JOHN DAY - Chili was on the menu, but most of the 70 or so people gathered at the senior center were more interested in chewing on the state's proposed wolf plan.
The occasion was the 14th Annual Roadkill Chili Feed, held Jan. 27. It's an event held to bring old friends and new ones together to discuss issues affecting Grant County.
The focus this year was on the wolf, and the state's plan to conserve and manage the wolf populations expected to arrive here from Idaho.
It's a complex issue that began in the mid-1990s, when the federal government decided to re-establish wolf packs in Montana, Wyoming and Idaho.
Naturally, wolves from Idaho started roaming, and in 1999, a wolf wandered into Oregon and the state's wildlife leaders decided the state needed a plan to manage the coming wolf packs.
The arrival sparked intense interest throughout the state. The Oregon Cattlemen's Association petitioned the Fish and Wildlife Commission to have the wolf delisted in 2002. That year, conservation groups filed a petition that the Fish and Wildlife Commission adopt certain specific conservation measures for the wolf.
The Oregon Fish and Wildlife Commission appointed 14 members to a Wolf Advisory Committee and tasked them with developing a plan. The committee began working in November 2003 and completed an initial draft in October 2004.
Twelve of the 14 committee members approved the plan. The other two, Sharon Beck of the Oregon Cattlemen's Association, and Ben Boswell, Wallowa County commissioner, did not approve the plan and wrote minority reports.
In the senior center, there was a mounted wolf up on the stage that Ken Moore shot in Alaska, and on one wall were a couple of pelts, a large one from a wolf and a much smaller one from a coyote.
Dave Traylor, who started the event and organizes it every year, told the anti-wolf crowd that pro-wolf people had been invited to speak in the name of fairness, but "they declined."
Dennis Reynolds, the county's chief administrator, spoke about the county's wolf ordinance and commented on the size of wolves. He compared the skull of wolf to that of a bear.
"The skull of a wolf dwarfs a black bear's," he said.
The Grant County ordinance prevents the keeping of full-blooded wolves in the county. It doesn't address the issue of hybrids.
The Oregon Department of Fish and Wildlife says the ordinance is no good, Reynolds said.
"But the county is going to enforce it," he said. "Canus lupis is an exotic animal, and the county is given the right to set keeping of exotic animals."
Reynolds drew loud applause when he defined "keeping."
"I define it by having a wolf in the cross-hairs and somebody tapping me on the shoulder and saying you can't do that. That person is the keeper," he said

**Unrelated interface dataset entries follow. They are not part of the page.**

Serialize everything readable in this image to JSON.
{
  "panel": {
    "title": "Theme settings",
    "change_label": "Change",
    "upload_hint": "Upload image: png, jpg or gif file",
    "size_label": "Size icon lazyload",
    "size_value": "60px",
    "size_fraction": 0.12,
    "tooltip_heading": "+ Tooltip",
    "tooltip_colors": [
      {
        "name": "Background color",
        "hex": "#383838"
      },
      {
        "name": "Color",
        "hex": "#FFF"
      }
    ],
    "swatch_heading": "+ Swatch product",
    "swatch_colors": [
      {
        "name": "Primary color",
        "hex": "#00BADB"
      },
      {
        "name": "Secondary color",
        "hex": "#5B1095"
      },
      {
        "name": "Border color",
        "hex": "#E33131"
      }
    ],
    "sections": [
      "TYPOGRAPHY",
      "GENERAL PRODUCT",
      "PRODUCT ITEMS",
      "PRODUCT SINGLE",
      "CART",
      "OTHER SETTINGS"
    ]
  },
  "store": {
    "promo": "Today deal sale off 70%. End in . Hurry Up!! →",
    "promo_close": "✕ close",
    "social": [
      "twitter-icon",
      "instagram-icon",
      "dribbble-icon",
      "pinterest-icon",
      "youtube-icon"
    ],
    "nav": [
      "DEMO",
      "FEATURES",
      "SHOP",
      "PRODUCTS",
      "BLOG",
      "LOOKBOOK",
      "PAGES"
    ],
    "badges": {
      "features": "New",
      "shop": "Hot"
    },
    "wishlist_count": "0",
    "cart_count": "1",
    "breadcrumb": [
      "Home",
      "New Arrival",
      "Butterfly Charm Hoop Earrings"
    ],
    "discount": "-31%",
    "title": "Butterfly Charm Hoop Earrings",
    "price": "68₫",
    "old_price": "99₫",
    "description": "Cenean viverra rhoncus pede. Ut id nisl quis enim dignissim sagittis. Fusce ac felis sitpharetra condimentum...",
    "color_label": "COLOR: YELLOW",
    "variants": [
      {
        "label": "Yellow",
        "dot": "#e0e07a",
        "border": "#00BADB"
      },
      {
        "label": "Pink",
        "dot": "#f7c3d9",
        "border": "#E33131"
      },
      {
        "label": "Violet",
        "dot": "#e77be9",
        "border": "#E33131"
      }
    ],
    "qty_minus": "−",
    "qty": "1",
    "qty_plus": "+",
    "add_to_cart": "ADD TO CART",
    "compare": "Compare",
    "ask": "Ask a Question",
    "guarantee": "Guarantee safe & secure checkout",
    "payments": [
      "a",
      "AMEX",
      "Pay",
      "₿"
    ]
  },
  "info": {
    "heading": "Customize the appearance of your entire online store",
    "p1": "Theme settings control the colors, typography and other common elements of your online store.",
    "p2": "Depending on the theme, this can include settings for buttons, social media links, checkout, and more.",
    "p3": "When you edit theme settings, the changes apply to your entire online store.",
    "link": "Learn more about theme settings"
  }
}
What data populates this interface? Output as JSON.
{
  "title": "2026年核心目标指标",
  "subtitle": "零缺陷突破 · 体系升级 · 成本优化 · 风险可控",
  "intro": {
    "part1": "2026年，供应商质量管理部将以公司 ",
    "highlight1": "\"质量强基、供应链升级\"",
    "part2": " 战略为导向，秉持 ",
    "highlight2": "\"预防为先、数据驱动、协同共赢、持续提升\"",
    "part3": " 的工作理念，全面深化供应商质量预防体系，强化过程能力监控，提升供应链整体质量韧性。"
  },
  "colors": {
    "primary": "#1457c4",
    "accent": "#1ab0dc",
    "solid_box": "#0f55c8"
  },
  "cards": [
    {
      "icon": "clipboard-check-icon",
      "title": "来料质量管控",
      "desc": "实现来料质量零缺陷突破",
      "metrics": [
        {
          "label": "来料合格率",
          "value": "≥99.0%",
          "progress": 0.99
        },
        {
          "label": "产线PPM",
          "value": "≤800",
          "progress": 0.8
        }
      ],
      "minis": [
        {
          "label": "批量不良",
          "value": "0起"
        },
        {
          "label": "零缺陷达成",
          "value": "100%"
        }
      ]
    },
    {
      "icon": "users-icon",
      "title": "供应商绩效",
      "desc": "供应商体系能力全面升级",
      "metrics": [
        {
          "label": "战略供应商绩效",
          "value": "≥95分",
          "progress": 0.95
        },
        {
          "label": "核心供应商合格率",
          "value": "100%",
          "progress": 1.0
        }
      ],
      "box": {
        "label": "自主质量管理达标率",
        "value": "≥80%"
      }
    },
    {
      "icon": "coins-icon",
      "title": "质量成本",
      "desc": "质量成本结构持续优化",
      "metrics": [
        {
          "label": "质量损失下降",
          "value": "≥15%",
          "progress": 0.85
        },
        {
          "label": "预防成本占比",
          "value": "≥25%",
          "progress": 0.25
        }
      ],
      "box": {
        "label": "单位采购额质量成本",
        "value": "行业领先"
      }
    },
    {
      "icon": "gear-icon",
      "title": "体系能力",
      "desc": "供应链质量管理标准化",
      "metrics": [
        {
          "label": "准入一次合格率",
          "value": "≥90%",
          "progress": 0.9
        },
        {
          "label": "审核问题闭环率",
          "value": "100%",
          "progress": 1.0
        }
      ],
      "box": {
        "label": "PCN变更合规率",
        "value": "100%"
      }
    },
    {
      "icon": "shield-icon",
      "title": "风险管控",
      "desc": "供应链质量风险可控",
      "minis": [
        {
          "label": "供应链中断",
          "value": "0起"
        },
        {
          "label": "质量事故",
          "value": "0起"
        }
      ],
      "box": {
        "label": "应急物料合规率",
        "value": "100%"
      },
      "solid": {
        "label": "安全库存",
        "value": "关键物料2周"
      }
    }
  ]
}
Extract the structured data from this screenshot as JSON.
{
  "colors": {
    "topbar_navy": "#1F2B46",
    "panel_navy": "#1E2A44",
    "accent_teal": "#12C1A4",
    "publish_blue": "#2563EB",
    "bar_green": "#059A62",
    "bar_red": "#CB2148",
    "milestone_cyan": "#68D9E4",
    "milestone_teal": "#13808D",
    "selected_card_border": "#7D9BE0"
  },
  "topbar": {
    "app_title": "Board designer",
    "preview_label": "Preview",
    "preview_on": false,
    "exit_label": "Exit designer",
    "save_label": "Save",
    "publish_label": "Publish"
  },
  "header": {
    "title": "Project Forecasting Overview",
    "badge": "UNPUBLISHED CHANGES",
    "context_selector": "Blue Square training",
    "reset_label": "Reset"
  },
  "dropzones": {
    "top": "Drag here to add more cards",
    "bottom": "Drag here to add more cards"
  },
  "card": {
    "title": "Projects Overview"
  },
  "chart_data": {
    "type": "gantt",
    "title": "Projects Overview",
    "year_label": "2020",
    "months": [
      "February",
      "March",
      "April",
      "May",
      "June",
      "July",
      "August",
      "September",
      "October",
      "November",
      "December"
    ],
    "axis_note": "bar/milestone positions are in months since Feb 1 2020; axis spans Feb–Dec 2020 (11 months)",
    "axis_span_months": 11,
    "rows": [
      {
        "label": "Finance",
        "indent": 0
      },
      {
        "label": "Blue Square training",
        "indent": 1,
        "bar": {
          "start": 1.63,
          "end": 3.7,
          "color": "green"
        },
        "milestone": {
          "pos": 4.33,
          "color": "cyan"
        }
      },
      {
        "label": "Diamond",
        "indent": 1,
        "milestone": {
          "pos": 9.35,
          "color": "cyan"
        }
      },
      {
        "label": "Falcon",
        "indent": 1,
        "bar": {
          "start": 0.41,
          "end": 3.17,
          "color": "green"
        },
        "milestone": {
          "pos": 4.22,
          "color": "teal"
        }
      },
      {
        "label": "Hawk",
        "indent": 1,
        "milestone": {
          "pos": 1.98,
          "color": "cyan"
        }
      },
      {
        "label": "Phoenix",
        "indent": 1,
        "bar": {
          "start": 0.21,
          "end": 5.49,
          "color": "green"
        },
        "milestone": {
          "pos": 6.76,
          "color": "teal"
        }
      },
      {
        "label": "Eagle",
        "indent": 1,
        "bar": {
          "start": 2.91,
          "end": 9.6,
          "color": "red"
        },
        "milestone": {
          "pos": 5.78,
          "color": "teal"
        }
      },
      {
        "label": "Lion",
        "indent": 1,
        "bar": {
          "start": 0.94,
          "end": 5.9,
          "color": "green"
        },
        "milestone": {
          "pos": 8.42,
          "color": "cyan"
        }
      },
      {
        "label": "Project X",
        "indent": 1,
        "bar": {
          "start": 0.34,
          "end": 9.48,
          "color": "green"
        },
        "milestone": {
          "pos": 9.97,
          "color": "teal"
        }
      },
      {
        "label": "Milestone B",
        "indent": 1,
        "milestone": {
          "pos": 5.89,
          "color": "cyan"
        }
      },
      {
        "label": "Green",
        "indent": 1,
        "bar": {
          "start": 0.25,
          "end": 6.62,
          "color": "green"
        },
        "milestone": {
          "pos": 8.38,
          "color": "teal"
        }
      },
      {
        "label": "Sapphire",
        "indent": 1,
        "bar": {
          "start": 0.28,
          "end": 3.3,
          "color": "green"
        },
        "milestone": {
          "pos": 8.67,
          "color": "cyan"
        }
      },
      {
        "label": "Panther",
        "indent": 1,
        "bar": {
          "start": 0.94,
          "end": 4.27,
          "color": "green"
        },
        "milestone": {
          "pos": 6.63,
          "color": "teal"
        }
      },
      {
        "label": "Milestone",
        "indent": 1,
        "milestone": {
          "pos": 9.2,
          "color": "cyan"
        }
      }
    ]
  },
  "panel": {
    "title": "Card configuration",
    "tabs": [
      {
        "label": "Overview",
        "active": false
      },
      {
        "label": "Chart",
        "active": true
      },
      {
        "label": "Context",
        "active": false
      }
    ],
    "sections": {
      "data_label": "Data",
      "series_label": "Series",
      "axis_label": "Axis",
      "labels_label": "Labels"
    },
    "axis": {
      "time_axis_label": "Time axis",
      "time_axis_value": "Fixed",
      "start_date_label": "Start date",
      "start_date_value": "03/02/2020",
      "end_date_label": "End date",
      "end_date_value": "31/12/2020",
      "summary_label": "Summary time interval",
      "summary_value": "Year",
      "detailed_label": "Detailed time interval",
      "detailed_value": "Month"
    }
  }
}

The commission is scheduled to make a final decision on the plan Feb. 11.
A public hearing is scheduled for 1 p.m. to 5 p.m. Feb. 10 at the Sam Cox Annex, 1106 E. Columbia River Drive in Troutdale. A bus is leaving at 7 a.m. that day from Les Schwab's parking lot. The bus seats 47 people, and has a bathroom and video monitors. Ten people signed up for the trip at the chili feed. The cost is $20. Anyone going needs to bring a sack lunch for the trip there. The plan is to stop in Biggs on the way back to buy dinner. For more information about the trip, call Traylor, 932-4618 or David Snider, 932-4810.
Contributions from area merchants are helping to pay for the trip.
"There is merit in staring them in the eye," Reynolds said. "We want them to understand we are serious about the issue and wonder why they would endorse a plan that puts people in danger. The tendency is to get emotional about it, but we want to try to fight with facts. We can't say anything on the eleventh, but our presence is important."
Written comments may be submitted to: ODFW * Information and Education Division, 3406 Cherry Avenue NE Salem , OR 97303-4924; fax: (503) 947-6009; and e-mail: Odfw.Comments@state.or.us
Questions regarding the rule-making process or the draft plan may be directed to ODFW by calling Craig Ely at (541) 963-2138 or Anne Pressentin Young at (503) 657-2000, Ext. 285.